-- Your task --
For the records that follow, say how many lines have the word "Windows" in them. Write the number and nothing more.

-- Extracted material --
--- START ---

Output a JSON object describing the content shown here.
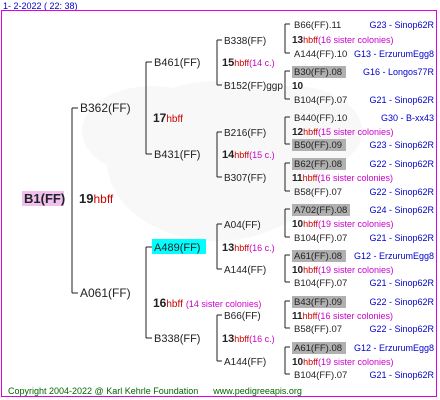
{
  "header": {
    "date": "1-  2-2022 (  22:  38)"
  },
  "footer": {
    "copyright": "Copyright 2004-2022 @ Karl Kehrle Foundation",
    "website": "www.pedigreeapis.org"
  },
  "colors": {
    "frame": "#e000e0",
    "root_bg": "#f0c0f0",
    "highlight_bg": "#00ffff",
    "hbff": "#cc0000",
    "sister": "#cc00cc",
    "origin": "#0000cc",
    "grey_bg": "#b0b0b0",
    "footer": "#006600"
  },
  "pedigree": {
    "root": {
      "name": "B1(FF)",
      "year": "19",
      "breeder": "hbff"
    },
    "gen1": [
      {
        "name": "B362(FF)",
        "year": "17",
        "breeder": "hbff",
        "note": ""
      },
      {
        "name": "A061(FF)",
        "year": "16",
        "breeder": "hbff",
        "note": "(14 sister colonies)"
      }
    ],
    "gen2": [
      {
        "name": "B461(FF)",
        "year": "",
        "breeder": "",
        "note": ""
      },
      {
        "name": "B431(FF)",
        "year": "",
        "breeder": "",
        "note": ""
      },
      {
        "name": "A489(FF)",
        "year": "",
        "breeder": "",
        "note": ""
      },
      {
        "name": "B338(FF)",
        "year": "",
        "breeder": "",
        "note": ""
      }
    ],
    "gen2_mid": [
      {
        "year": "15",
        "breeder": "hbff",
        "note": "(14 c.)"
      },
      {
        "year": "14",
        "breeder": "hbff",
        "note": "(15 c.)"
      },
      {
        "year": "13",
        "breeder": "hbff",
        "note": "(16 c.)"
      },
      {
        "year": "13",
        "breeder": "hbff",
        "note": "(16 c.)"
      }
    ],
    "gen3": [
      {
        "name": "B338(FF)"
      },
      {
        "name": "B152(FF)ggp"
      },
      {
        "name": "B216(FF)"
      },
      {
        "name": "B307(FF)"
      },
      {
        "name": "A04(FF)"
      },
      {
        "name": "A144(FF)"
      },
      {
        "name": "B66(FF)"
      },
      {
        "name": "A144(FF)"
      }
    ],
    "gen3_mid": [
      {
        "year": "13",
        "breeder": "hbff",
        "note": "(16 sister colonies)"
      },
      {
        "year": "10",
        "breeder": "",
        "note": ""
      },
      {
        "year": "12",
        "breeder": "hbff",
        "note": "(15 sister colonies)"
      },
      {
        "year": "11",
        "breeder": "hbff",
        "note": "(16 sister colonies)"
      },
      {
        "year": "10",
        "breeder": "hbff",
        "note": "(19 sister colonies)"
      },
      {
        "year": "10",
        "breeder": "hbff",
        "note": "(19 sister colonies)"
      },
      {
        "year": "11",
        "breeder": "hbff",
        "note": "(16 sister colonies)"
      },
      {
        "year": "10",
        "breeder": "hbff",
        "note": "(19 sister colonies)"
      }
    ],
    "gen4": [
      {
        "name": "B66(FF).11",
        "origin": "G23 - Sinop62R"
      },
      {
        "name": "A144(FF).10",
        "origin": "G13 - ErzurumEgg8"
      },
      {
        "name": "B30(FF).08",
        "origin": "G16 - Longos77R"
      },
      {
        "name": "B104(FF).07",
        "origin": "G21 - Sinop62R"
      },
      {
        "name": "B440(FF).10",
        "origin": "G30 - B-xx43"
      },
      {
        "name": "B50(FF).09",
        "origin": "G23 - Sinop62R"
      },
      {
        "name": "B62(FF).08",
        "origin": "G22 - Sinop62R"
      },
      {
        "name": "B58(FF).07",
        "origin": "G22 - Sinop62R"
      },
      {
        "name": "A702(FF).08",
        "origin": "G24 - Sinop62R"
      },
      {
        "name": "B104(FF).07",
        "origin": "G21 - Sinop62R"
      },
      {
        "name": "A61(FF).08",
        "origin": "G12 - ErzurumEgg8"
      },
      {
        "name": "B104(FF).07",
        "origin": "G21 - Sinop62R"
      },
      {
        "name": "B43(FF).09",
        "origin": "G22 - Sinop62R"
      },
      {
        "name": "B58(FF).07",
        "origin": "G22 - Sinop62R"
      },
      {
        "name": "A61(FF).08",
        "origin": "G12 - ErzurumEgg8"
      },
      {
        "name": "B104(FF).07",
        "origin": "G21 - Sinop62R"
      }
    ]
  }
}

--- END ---
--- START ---

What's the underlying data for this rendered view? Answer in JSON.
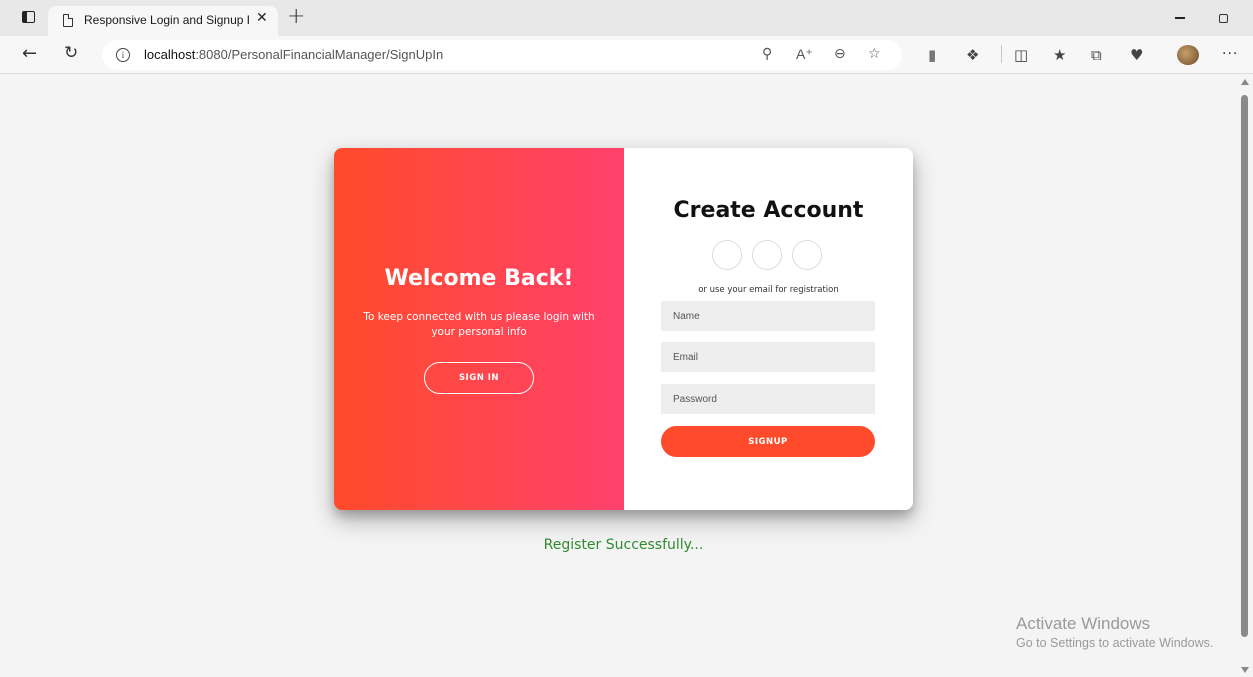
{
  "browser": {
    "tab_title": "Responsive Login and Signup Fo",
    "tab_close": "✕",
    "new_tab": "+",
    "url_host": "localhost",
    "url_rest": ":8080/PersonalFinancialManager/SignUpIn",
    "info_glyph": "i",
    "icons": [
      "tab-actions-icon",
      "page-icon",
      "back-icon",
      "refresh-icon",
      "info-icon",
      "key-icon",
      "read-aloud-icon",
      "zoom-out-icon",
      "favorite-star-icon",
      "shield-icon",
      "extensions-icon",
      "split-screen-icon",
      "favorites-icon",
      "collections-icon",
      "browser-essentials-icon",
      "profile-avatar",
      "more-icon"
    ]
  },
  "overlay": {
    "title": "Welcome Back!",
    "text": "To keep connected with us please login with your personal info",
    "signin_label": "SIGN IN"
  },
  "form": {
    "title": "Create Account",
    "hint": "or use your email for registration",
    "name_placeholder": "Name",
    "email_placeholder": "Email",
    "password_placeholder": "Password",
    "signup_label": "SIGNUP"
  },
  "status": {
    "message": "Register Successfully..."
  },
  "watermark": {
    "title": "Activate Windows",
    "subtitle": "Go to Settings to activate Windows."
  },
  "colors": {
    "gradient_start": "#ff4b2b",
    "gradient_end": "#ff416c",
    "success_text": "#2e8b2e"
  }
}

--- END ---

-- Written answer --
2